Reader, [Andres Leon], has two adorable cats with very specific dietary needs. Instead of altering his schedule, he donned his hacking hat and designed a very solid cat food dispenser. The dispenser consists of a rotating drum with a slot in it and a PVC pipe Y-fitting to distribute the food evenly. The brains of the machine is an Arduino Deumillanove and an XBee module. The unit can be controlled by a web interface or it can run completely standalone. [Andres] ran into a problem where the drum’s resistance to turning varied based on how much food was inside. He solved this with a clever laser position indicator. A piece of plywood is lined up with the slot at the top so that whenever the slot is facing up it keeps the laser from shining on a photoresistor. The cats were afraid of the servo noise at first, but now they run to their bowls whenever they hear it.
Like many pet owners, [Pete] was curious about his little furry friend’s habits while he was gone. He decided to build an RFID tracking system to monitor their positions.
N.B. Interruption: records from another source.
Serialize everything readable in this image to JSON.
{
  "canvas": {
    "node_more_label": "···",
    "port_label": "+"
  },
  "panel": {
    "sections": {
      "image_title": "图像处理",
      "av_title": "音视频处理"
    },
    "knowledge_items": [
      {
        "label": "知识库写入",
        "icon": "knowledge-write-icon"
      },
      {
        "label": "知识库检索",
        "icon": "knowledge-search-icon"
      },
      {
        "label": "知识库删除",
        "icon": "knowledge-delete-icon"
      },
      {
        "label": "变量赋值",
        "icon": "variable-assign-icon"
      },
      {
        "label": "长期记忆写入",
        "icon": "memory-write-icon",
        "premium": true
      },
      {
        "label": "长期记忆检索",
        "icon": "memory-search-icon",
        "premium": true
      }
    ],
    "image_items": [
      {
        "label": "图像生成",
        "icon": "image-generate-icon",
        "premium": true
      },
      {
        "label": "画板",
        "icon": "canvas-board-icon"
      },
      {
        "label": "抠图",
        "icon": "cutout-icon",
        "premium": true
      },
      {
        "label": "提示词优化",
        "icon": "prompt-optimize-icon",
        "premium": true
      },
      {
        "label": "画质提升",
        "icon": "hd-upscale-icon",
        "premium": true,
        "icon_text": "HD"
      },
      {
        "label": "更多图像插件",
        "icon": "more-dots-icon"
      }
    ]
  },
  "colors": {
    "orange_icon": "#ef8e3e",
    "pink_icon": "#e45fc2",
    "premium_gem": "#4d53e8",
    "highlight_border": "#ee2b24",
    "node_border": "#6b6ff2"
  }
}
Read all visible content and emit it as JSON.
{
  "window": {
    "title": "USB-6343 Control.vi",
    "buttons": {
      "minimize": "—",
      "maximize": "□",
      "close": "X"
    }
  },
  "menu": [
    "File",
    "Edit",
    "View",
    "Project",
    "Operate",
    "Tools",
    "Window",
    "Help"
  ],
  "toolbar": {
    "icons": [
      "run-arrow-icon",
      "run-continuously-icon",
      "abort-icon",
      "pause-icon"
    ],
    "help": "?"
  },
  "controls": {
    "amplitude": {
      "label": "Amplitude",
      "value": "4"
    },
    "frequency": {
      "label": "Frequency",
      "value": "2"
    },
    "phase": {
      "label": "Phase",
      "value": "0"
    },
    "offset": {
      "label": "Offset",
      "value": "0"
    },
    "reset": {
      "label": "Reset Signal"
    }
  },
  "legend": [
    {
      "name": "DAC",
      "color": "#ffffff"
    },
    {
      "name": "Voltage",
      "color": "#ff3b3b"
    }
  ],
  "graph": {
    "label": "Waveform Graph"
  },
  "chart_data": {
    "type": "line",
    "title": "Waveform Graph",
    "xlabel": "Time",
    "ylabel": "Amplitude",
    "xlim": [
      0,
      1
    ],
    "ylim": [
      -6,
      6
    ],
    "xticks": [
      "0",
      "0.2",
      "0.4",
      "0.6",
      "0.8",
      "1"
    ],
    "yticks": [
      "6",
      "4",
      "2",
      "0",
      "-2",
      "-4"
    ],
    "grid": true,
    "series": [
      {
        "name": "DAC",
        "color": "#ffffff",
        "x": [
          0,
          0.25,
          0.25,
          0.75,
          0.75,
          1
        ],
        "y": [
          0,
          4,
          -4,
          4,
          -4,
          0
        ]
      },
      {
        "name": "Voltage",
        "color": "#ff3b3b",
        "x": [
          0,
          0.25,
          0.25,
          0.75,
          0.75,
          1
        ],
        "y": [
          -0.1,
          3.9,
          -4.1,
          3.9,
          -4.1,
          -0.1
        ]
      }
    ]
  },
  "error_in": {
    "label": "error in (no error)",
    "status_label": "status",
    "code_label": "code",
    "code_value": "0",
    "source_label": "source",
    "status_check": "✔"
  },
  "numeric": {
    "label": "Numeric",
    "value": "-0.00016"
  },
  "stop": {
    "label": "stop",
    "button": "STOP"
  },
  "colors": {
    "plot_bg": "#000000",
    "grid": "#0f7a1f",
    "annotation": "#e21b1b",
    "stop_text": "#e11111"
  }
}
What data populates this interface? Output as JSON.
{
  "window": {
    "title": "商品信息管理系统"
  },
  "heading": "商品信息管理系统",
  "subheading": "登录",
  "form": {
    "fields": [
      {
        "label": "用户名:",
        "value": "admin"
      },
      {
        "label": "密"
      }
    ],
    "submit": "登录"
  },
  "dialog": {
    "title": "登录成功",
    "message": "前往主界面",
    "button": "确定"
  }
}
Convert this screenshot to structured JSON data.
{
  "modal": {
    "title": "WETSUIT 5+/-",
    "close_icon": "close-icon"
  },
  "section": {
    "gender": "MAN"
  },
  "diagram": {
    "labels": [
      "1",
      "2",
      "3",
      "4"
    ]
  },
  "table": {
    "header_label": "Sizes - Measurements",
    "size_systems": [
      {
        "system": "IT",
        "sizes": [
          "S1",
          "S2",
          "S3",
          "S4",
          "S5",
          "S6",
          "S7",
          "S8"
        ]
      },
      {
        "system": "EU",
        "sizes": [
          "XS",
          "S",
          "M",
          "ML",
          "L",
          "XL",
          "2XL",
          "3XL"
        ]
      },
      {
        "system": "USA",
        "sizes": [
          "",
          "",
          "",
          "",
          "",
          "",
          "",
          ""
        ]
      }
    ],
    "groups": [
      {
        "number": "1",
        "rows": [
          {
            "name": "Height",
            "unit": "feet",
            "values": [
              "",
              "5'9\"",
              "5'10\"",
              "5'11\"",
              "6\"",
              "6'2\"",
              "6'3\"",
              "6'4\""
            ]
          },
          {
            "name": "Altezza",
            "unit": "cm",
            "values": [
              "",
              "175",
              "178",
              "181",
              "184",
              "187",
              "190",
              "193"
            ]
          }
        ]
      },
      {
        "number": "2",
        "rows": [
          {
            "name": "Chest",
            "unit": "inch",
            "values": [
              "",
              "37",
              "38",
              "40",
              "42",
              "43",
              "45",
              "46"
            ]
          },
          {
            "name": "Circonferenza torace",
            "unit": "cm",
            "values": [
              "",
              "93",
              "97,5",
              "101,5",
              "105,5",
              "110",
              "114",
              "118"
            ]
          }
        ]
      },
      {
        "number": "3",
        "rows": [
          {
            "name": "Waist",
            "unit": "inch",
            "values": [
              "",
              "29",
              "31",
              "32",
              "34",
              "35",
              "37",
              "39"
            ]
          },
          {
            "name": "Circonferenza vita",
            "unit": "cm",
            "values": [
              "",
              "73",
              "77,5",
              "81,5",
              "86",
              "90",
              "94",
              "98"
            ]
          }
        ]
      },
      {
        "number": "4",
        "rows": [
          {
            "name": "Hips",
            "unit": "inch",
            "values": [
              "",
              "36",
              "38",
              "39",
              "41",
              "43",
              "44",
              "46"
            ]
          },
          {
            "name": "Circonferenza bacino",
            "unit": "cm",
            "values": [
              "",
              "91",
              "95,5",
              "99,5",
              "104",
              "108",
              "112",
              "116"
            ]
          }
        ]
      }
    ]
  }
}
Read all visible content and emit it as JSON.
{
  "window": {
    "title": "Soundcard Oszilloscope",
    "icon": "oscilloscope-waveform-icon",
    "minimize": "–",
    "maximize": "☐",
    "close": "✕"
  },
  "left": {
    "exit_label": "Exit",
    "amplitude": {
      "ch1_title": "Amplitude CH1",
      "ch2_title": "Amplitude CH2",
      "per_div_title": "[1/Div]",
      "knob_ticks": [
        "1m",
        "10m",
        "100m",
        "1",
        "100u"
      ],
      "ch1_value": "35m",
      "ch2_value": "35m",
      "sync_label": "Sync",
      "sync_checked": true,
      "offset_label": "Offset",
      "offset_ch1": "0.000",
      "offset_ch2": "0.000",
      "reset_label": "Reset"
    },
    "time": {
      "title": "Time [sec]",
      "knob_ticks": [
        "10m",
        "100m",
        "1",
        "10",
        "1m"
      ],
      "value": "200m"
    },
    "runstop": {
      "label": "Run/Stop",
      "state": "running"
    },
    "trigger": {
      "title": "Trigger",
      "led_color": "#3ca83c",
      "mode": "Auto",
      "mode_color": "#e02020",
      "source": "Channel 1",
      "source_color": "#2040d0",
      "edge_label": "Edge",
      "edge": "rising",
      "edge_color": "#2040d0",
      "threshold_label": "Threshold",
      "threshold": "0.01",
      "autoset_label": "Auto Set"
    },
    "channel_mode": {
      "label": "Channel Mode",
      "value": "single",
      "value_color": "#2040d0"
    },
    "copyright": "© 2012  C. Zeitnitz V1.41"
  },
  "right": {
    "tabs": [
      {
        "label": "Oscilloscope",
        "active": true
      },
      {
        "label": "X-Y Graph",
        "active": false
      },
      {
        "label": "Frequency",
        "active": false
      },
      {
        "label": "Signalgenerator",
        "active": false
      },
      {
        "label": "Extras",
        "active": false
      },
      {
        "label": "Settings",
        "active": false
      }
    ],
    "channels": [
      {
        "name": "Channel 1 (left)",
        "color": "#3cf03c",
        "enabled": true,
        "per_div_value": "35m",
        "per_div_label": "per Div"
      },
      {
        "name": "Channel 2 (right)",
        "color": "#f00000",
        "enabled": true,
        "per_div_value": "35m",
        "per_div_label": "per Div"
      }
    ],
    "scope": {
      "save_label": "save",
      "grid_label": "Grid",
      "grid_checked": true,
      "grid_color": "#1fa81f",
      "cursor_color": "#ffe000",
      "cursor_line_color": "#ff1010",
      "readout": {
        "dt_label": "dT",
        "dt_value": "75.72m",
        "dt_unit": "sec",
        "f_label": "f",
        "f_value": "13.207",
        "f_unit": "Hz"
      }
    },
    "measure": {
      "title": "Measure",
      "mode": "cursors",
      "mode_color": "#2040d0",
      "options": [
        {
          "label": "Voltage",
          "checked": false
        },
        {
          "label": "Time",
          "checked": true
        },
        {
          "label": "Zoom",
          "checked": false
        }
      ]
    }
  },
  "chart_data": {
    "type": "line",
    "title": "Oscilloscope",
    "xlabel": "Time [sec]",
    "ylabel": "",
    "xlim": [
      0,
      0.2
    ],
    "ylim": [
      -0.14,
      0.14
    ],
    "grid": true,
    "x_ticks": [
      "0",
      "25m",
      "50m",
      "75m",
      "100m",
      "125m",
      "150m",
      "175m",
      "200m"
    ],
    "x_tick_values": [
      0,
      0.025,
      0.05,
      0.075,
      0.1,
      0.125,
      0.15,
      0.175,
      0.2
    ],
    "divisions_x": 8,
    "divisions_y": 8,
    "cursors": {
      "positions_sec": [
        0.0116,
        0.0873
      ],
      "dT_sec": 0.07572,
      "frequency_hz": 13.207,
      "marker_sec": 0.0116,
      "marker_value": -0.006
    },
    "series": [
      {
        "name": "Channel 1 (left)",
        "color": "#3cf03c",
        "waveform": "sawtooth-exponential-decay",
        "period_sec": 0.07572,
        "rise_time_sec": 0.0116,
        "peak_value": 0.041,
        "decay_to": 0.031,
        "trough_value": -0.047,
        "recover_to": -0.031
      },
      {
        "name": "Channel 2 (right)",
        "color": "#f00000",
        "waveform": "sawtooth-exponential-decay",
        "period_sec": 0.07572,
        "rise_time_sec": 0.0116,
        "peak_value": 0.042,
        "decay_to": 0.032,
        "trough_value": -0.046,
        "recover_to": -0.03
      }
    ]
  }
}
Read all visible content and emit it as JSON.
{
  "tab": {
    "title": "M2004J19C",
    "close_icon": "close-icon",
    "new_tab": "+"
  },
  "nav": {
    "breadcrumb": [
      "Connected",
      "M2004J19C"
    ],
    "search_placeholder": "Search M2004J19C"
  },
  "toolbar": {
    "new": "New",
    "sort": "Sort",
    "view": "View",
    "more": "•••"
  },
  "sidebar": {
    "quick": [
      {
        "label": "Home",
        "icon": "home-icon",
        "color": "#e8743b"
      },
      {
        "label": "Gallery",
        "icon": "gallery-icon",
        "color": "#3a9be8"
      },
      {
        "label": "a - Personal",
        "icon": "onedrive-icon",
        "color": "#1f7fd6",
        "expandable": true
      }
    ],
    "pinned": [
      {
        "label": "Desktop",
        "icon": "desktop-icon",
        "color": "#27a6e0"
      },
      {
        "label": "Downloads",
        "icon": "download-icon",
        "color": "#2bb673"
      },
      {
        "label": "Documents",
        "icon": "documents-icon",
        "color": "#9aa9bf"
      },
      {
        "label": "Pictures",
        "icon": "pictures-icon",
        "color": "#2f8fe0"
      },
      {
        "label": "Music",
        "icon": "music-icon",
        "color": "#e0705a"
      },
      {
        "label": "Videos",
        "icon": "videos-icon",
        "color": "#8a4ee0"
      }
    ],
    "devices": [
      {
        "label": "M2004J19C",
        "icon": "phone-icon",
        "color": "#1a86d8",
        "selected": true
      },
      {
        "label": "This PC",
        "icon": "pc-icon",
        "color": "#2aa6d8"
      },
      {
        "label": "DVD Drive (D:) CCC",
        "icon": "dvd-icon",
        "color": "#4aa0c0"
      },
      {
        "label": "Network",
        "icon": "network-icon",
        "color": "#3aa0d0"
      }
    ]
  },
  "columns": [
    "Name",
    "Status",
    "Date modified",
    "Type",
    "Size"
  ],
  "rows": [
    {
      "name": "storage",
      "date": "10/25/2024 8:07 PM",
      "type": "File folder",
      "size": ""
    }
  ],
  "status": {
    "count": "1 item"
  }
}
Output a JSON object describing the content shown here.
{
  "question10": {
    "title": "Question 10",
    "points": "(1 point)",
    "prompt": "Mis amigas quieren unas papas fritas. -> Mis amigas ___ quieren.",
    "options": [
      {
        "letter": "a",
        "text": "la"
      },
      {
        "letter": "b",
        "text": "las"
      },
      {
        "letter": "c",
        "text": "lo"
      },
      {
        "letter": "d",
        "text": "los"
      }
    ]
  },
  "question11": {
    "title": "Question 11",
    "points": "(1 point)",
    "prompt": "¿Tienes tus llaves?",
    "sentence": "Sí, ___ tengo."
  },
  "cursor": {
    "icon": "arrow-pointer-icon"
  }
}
This data would then be available on the web. An Arduino handles the communication of the data, both to twitter and his personal cat tracking site. We were a bit surprised to see that the only data transmitted on the final project was whether the cat was inside or out. We’d like to see a heat map of the cat’s activity in the house.
[ScottSEA] has six cats. As you can imagine, with six cats, a simple litter box just doesn’t cut it. [ScottSEA] uses the CatGenie. While a self cleaning cat toilet is a technical marvel, it has one major drawback. Much like an ink jet printer, it has disposable cartridges. Those cartridges, just ike some print cartridges, have a built in counter that disables them after so many uses. After adding up the totals for six cats worth of cartridge use, [ScottSEA] started hacking. He has posted directions on how to manually refill them, as well as reset the internal counter using an Arduino.
We suggest that he find a way to harness all that cat power for his home electronics. How many watts could you produce per cat?